"You’ve got that recession look in your eye. Total eye-makeup sales at supermarkets and drugstores were up 8.5% in the one-year period that ended on March 22. In that period, more than $260 million was spent on eye makeup – in particular, eyeliner was up 9% and mascara almost 13%, the industry says.

The leading lipstick indicator – the past trend that lipstick sales rose in economic downturns as consumers settled for inexpensive luxuries – is not holding up. Lipstick sales are down 11%. But eye makeup has replaced lipstick as the indicator, devotees of this theory say."

This gets me to think - what are the implications of make up in the professional world? Or even more specifically, what are the implications for the various types of make up (i.e. eye make up vs. lipstick?). In the book I read, "Nice Girls Don't Get the Corner Office: 101 Unconscious Mistakes Women Make That Sabotage Their Careers," Lois P. Frankel discusses the implications of wearing make up, as well as wearing much make up. Both of those, she says, are harmful to a woman's image as a professional and therefore impede on her chances of moving up the ladder.

On the one hand, make-up seems to emphasize a woman's femininity. On the other hand, it makes her more noticeable. Naturally more petite than men, women are often in the shadows. With slight help of an eyeliner or a lipstick, certain features stand out a little more, in a subtle fashion. Normally, I don't wear much make-up, but when I do, it is a little eyeliner, and a little lipstick. So what are the different effects of eye make-up and lipstick? I think a red lipstick indicates confidence and power. Bright lips draw attention to a woman's spoken words. On the other hand, eye make-up emphasizes the eyes. Eyes, the windows to the soul, can indicate a more submissive role of listening and looking, or of "paying attention" but also of an empowering act of making eye-contact, depending on the person's demeanor.

Yet, for some reason, lipstick stands out to me as a confidence indicator. Bright lipstick. I would wear a bright lipstick in court, but perhaps eye-make up is ideal for creating a warm, comforting, and trusting relationship with a sensitive client.


Thursday, March 12, 2009

Big Law may start to cut associate pay

So, I have heard that several Big law firms are starting to cut associate pay - to - $144,000 instead of $160,000. You won't find any sympathy here, new big law associates! As for the people who are laid should know that there was no reason for them to lay you off. They could have reduced pay for everyone just a little and avoided lay offs.

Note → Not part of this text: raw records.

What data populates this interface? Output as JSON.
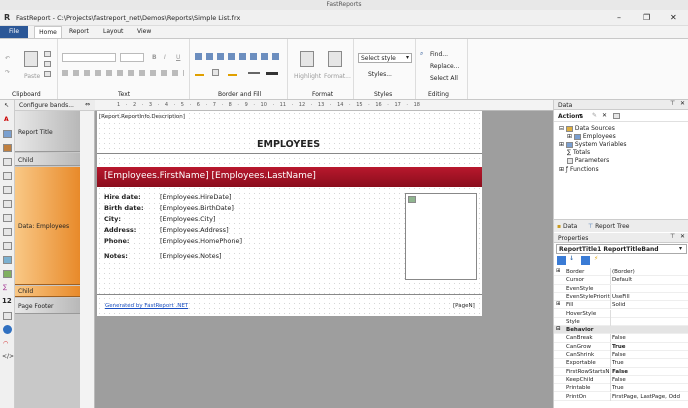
{
  "app": {
    "top_caption": "FastReports",
    "title": "FastReport - C:\\Projects\\fastreport_net\\Demos\\Reports\\Simple List.frx",
    "logo": "R"
  },
  "window_controls": {
    "min": "–",
    "max": "❐",
    "close": "✕"
  },
  "ribbon": {
    "tabs": [
      "File",
      "Home",
      "Report",
      "Layout",
      "View"
    ],
    "groups": {
      "clipboard": "Clipboard",
      "text": "Text",
      "border": "Border and Fill",
      "format": "Format",
      "styles": "Styles",
      "editing": "Editing"
    },
    "paste": "Paste",
    "font_bold": "B",
    "font_italic": "I",
    "font_underline": "U",
    "highlight": "Highlight",
    "format_btn": "Format...",
    "select_style": "Select style",
    "styles_btn": "Styles...",
    "find": "Find...",
    "replace": "Replace...",
    "select_all": "Select All"
  },
  "bands_toolbar": {
    "configure": "Configure bands..."
  },
  "bands": {
    "report_title": "Report Title",
    "child1": "Child",
    "data": "Data: Employees",
    "child2": "Child",
    "page_footer": "Page Footer"
  },
  "report": {
    "description": "[Report.ReportInfo.Description]",
    "heading": "EMPLOYEES",
    "name_line": "[Employees.FirstName] [Employees.LastName]",
    "fields": [
      {
        "label": "Hire date:",
        "value": "[Employees.HireDate]"
      },
      {
        "label": "Birth date:",
        "value": "[Employees.BirthDate]"
      },
      {
        "label": "City:",
        "value": "[Employees.City]"
      },
      {
        "label": "Address:",
        "value": "[Employees.Address]"
      },
      {
        "label": "Phone:",
        "value": "[Employees.HomePhone]"
      }
    ],
    "notes_label": "Notes:",
    "notes_value": "[Employees.Notes]",
    "footer_link": "Generated by FastReport .NET",
    "footer_page": "[PageN]"
  },
  "ruler": "1 · 2 · 3 · 4 · 5 · 6 · 7 · 8 · 9 · 10 · 11 · 12 · 13 · 14 · 15 · 16 · 17 · 18",
  "data_panel": {
    "title": "Data",
    "actions": "Actions",
    "tree": [
      "Data Sources",
      "Employees",
      "System Variables",
      "Totals",
      "Parameters",
      "Functions"
    ],
    "tab_data": "Data",
    "tab_report_tree": "Report Tree"
  },
  "properties": {
    "title": "Properties",
    "selected": "ReportTitle1  ReportTitleBand",
    "rows": [
      {
        "name": "Border",
        "value": "(Border)",
        "plus": true
      },
      {
        "name": "Cursor",
        "value": "Default"
      },
      {
        "name": "EvenStyle",
        "value": ""
      },
      {
        "name": "EvenStylePriority",
        "value": "UseFill"
      },
      {
        "name": "Fill",
        "value": "Solid",
        "plus": true
      },
      {
        "name": "HoverStyle",
        "value": ""
      },
      {
        "name": "Style",
        "value": ""
      },
      {
        "name": "Behavior",
        "value": "",
        "section": true
      },
      {
        "name": "CanBreak",
        "value": "False"
      },
      {
        "name": "CanGrow",
        "value": "True",
        "bold": true
      },
      {
        "name": "CanShrink",
        "value": "False"
      },
      {
        "name": "Exportable",
        "value": "True"
      },
      {
        "name": "FirstRowStartsN",
        "value": "False",
        "bold": true
      },
      {
        "name": "KeepChild",
        "value": "False"
      },
      {
        "name": "Printable",
        "value": "True"
      },
      {
        "name": "PrintOn",
        "value": "FirstPage, LastPage, Odd"
      }
    ]
  }
}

That is what stinks about the minds of people in charge. It is easier for them to trim their workforce, including new associates and staff members, than it is for them to announce pay cuts. I have a very hard time sympathizing with the big firm business model, but that may be because I am missing something.

Anyone care to explain?